RECORDS FOR THE TASK below:

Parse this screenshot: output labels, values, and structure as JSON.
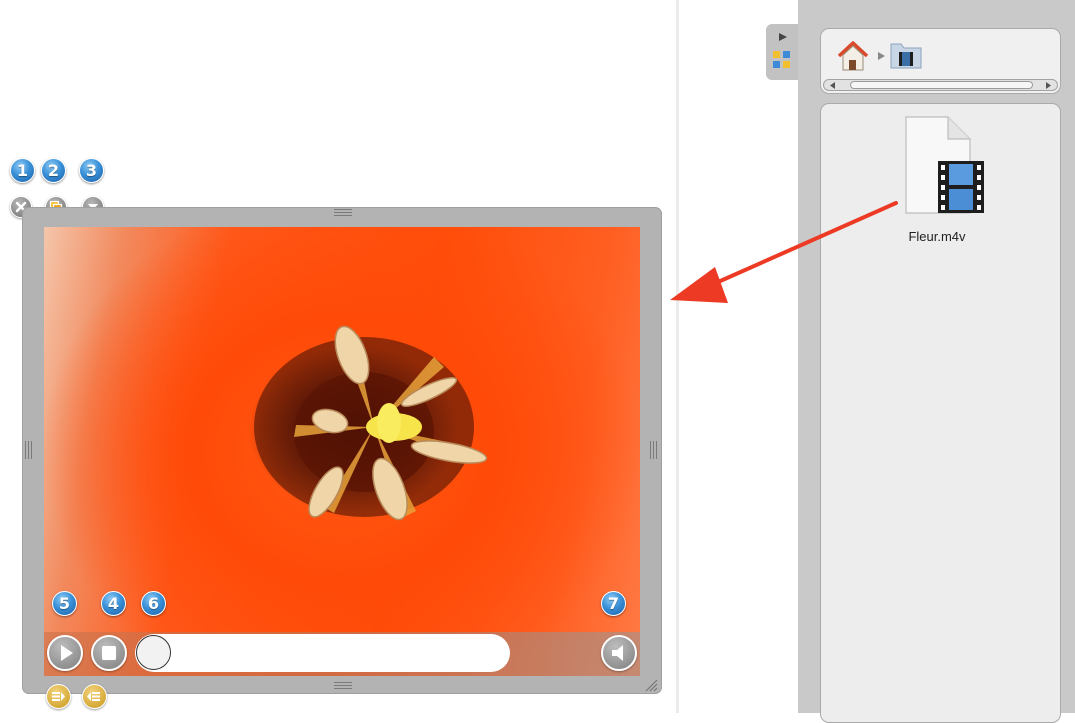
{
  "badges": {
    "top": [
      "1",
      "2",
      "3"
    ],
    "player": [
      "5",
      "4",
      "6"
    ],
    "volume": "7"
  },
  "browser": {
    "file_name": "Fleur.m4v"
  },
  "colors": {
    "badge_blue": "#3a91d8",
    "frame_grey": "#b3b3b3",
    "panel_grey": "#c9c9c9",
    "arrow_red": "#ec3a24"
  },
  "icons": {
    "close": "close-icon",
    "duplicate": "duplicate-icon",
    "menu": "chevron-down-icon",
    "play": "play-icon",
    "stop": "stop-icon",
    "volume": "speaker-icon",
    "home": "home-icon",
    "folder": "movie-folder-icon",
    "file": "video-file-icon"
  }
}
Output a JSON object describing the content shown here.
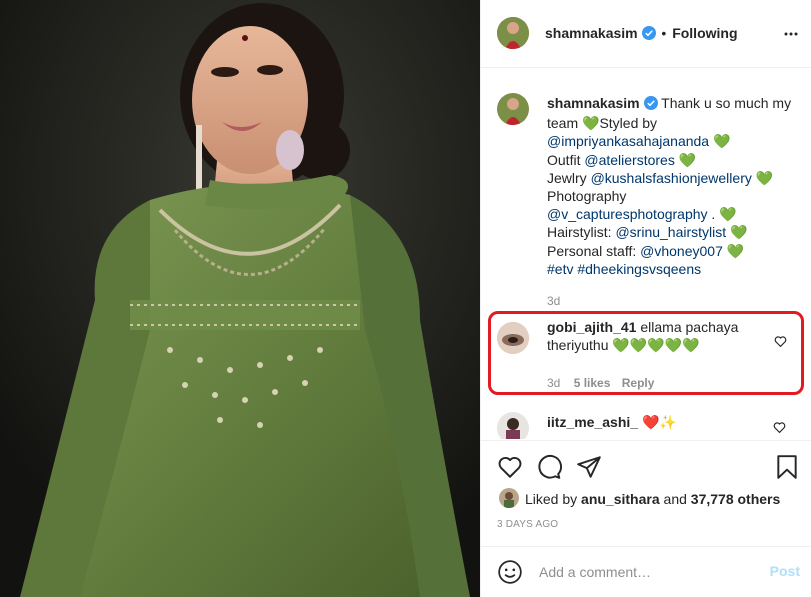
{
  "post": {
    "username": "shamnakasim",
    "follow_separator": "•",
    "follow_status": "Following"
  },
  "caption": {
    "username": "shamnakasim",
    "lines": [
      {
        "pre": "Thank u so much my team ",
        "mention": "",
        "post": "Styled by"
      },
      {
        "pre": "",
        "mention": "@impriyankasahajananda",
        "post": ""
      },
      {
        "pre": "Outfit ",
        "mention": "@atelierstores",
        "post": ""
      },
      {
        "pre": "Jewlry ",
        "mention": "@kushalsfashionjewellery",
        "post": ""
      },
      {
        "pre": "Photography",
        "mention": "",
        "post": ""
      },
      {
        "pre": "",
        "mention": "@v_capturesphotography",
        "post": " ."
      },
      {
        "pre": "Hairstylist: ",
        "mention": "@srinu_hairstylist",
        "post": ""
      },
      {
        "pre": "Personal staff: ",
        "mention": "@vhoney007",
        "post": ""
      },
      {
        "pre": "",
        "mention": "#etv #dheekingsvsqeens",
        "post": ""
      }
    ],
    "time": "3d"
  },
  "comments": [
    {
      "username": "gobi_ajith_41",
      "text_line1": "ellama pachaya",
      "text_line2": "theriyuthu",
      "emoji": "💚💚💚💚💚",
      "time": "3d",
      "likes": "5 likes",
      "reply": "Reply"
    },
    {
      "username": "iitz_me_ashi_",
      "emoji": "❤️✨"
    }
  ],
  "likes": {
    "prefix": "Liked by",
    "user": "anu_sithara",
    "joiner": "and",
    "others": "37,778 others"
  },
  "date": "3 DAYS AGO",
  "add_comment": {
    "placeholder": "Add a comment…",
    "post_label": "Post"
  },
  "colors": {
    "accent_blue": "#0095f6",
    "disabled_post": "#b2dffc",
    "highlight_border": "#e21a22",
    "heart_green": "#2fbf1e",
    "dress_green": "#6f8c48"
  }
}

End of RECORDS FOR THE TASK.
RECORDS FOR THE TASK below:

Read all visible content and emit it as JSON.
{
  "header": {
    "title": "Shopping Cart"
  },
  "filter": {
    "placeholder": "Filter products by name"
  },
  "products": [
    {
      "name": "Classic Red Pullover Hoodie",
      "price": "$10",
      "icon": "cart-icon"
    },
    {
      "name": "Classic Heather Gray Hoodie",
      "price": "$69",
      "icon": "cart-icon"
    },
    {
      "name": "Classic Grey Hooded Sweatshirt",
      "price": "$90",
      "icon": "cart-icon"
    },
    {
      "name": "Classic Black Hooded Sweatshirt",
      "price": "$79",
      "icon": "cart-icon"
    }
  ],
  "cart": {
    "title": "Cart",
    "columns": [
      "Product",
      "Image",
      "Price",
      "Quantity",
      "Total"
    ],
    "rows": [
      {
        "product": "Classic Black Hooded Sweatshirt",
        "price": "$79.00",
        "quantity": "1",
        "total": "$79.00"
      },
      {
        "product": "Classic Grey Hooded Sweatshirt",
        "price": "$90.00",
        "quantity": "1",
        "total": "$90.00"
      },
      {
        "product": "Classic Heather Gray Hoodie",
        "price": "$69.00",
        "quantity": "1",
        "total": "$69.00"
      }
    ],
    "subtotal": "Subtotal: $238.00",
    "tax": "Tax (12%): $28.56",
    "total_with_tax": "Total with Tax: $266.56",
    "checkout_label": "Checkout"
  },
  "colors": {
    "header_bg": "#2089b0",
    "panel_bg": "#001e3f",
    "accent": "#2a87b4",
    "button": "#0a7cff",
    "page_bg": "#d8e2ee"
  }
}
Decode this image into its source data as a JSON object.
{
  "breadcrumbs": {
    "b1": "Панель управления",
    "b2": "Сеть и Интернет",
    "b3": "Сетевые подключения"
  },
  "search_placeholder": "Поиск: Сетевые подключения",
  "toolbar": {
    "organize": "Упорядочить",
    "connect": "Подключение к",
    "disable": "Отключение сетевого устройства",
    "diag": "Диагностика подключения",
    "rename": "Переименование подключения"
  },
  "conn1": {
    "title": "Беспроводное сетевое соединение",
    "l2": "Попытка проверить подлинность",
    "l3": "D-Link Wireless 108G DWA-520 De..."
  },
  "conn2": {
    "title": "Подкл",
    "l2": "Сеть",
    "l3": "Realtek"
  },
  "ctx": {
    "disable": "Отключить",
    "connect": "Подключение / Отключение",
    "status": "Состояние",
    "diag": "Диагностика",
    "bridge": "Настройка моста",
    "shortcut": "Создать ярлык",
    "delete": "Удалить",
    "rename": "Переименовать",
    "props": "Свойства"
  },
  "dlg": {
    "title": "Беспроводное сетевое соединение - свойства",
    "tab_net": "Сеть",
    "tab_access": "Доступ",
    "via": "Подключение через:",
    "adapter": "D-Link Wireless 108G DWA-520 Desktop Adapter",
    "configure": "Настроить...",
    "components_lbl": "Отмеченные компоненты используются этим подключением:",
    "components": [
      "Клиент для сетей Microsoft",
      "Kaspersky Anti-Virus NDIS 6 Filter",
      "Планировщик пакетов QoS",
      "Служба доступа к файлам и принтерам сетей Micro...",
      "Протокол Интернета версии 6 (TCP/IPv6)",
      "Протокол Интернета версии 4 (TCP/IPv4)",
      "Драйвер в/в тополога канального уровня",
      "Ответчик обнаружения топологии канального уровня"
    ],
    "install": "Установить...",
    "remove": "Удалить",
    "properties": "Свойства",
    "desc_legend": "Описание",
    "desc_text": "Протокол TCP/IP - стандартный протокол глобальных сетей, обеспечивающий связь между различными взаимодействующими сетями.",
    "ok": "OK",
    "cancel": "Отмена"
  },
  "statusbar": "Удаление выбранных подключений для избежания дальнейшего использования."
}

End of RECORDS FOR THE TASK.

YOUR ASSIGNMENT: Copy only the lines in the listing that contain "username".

TASK SOLUTION:
    "username": "shamnakasim",
    "username": "shamnakasim",
      "username": "gobi_ajith_41",
      "username": "iitz_me_ashi_",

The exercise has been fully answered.